> _Exercise_
Please copy each line in the records below that contains the string "Fishing".

> _Data shown_
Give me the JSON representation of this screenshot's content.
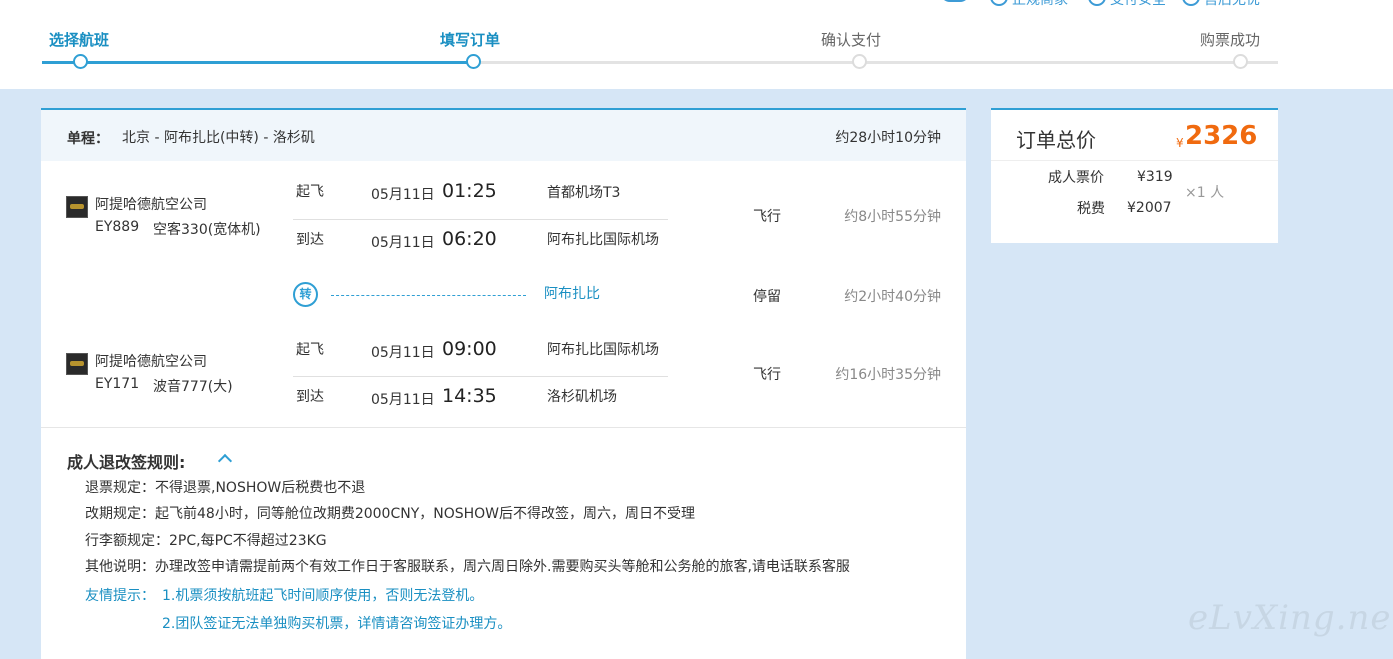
{
  "top_links": [
    {
      "label": "正规商家",
      "icon": "shield-check-icon"
    },
    {
      "label": "支付安全",
      "icon": "lock-shield-icon"
    },
    {
      "label": "售后无忧",
      "icon": "service-icon"
    }
  ],
  "steps": [
    {
      "label": "选择航班",
      "state": "done"
    },
    {
      "label": "填写订单",
      "state": "current"
    },
    {
      "label": "确认支付",
      "state": "todo"
    },
    {
      "label": "购票成功",
      "state": "todo"
    }
  ],
  "trip": {
    "label": "单程：",
    "route": "北京 - 阿布扎比(中转) - 洛杉矶",
    "total_duration": "约28小时10分钟",
    "legs": [
      {
        "airline": "阿提哈德航空公司",
        "flight_no": "EY889",
        "aircraft": "空客330(宽体机)",
        "dep_label": "起飞",
        "dep_date": "05月11日",
        "dep_time": "01:25",
        "dep_airport": "首都机场T3",
        "arr_label": "到达",
        "arr_date": "05月11日",
        "arr_time": "06:20",
        "arr_airport": "阿布扎比国际机场",
        "segment_type": "飞行",
        "duration": "约8小时55分钟"
      },
      {
        "airline": "阿提哈德航空公司",
        "flight_no": "EY171",
        "aircraft": "波音777(大)",
        "dep_label": "起飞",
        "dep_date": "05月11日",
        "dep_time": "09:00",
        "dep_airport": "阿布扎比国际机场",
        "arr_label": "到达",
        "arr_date": "05月11日",
        "arr_time": "14:35",
        "arr_airport": "洛杉矶机场",
        "segment_type": "飞行",
        "duration": "约16小时35分钟"
      }
    ],
    "transfer": {
      "icon_text": "转",
      "city": "阿布扎比",
      "segment_type": "停留",
      "duration": "约2小时40分钟"
    }
  },
  "rules": {
    "title": "成人退改签规则:",
    "items": [
      "退票规定：不得退票,NOSHOW后税费也不退",
      "改期规定：起飞前48小时，同等舱位改期费2000CNY，NOSHOW后不得改签，周六，周日不受理",
      "行李额规定：2PC,每PC不得超过23KG",
      "其他说明：办理改签申请需提前两个有效工作日于客服联系，周六周日除外.需要购买头等舱和公务舱的旅客,请电话联系客服"
    ],
    "tip_label": "友情提示：",
    "tips": [
      "1.机票须按航班起飞时间顺序使用，否则无法登机。",
      "2.团队签证无法单独购买机票，详情请咨询签证办理方。"
    ]
  },
  "order_total": {
    "title": "订单总价",
    "currency": "¥",
    "amount": "2326",
    "adult_fare_label": "成人票价",
    "adult_fare": "¥319",
    "multiplier": "×1 人",
    "tax_label": "税费",
    "tax": "¥2007"
  },
  "watermark": "eLvXing.net",
  "colors": {
    "accent": "#2f9fd4",
    "price": "#f06a0f",
    "page_bg": "#d6e6f6"
  }
}
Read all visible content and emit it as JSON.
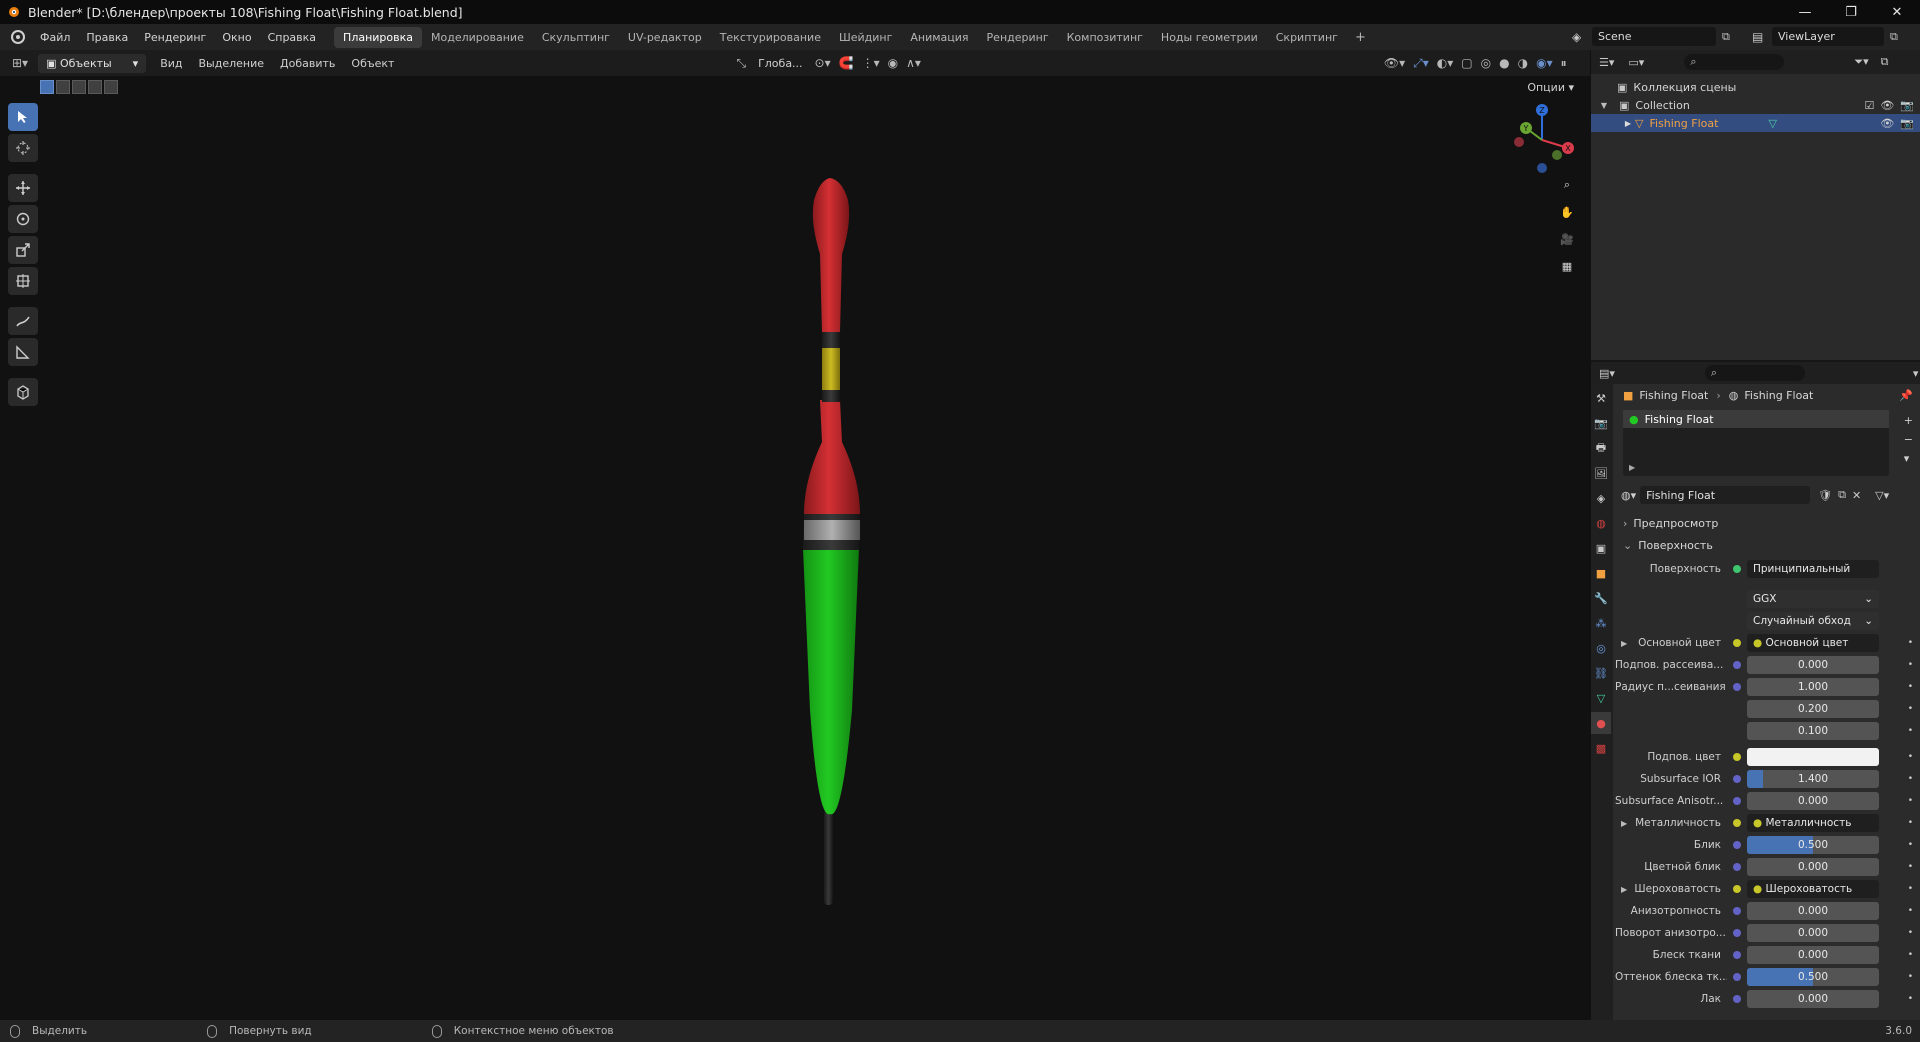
{
  "window": {
    "title": "Blender* [D:\\блендер\\проекты 108\\Fishing Float\\Fishing Float.blend]"
  },
  "menu": [
    "Файл",
    "Правка",
    "Рендеринг",
    "Окно",
    "Справка"
  ],
  "workspaces": [
    "Планировка",
    "Моделирование",
    "Скульптинг",
    "UV-редактор",
    "Текстурирование",
    "Шейдинг",
    "Анимация",
    "Рендеринг",
    "Композитинг",
    "Ноды геометрии",
    "Скриптинг"
  ],
  "active_workspace": "Планировка",
  "scene": "Scene",
  "view_layer": "ViewLayer",
  "viewport_header": {
    "mode": "Объекты",
    "menus": [
      "Вид",
      "Выделение",
      "Добавить",
      "Объект"
    ],
    "orientation": "Глоба...",
    "options": "Опции"
  },
  "outliner": {
    "scene_collection": "Коллекция сцены",
    "collection": "Collection",
    "object": "Fishing Float"
  },
  "properties": {
    "breadcrumb_object": "Fishing Float",
    "breadcrumb_material": "Fishing Float",
    "slot": "Fishing Float",
    "material_name": "Fishing Float",
    "preview_panel": "Предпросмотр",
    "surface_panel": "Поверхность",
    "surface_label": "Поверхность",
    "surface_shader": "Принципиальный BSDF",
    "distribution": "GGX",
    "subsurface_method": "Случайный обход",
    "rows": [
      {
        "label": "Основной цвет",
        "value": "Основной цвет",
        "type": "link"
      },
      {
        "label": "Подпов. рассеива...",
        "value": "0.000",
        "type": "num",
        "fill": 0
      },
      {
        "label": "Радиус п...сеивания",
        "value": "1.000",
        "type": "num",
        "fill": 0
      },
      {
        "label": "",
        "value": "0.200",
        "type": "num",
        "fill": 0
      },
      {
        "label": "",
        "value": "0.100",
        "type": "num",
        "fill": 0
      },
      {
        "label": "Подпов. цвет",
        "value": "",
        "type": "color"
      },
      {
        "label": "Subsurface IOR",
        "value": "1.400",
        "type": "num",
        "fill": 0.12
      },
      {
        "label": "Subsurface Anisotr...",
        "value": "0.000",
        "type": "num",
        "fill": 0
      },
      {
        "label": "Металличность",
        "value": "Металличность",
        "type": "link"
      },
      {
        "label": "Блик",
        "value": "0.500",
        "type": "num",
        "fill": 0.5
      },
      {
        "label": "Цветной блик",
        "value": "0.000",
        "type": "num",
        "fill": 0
      },
      {
        "label": "Шероховатость",
        "value": "Шероховатость",
        "type": "link"
      },
      {
        "label": "Анизотропность",
        "value": "0.000",
        "type": "num",
        "fill": 0
      },
      {
        "label": "Поворот анизотро...",
        "value": "0.000",
        "type": "num",
        "fill": 0
      },
      {
        "label": "Блеск ткани",
        "value": "0.000",
        "type": "num",
        "fill": 0
      },
      {
        "label": "Оттенок блеска тк...",
        "value": "0.500",
        "type": "num",
        "fill": 0.5
      },
      {
        "label": "Лак",
        "value": "0.000",
        "type": "num",
        "fill": 0
      }
    ]
  },
  "statusbar": {
    "select": "Выделить",
    "rotate": "Повернуть вид",
    "context": "Контекстное меню объектов",
    "version": "3.6.0"
  },
  "colors": {
    "accent": "#4772b3",
    "float_red": "#c0262b",
    "float_green": "#1fbf1f",
    "float_yellow": "#c8b61c"
  }
}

> _Response to this exercise_
    "title": "Blender* [D:\\блендер\\проекты 108\\Fishing Float\\Fishing Float.blend]"
    "object": "Fishing Float"
    "breadcrumb_object": "Fishing Float",
    "breadcrumb_material": "Fishing Float",
    "slot": "Fishing Float",
    "material_name": "Fishing Float",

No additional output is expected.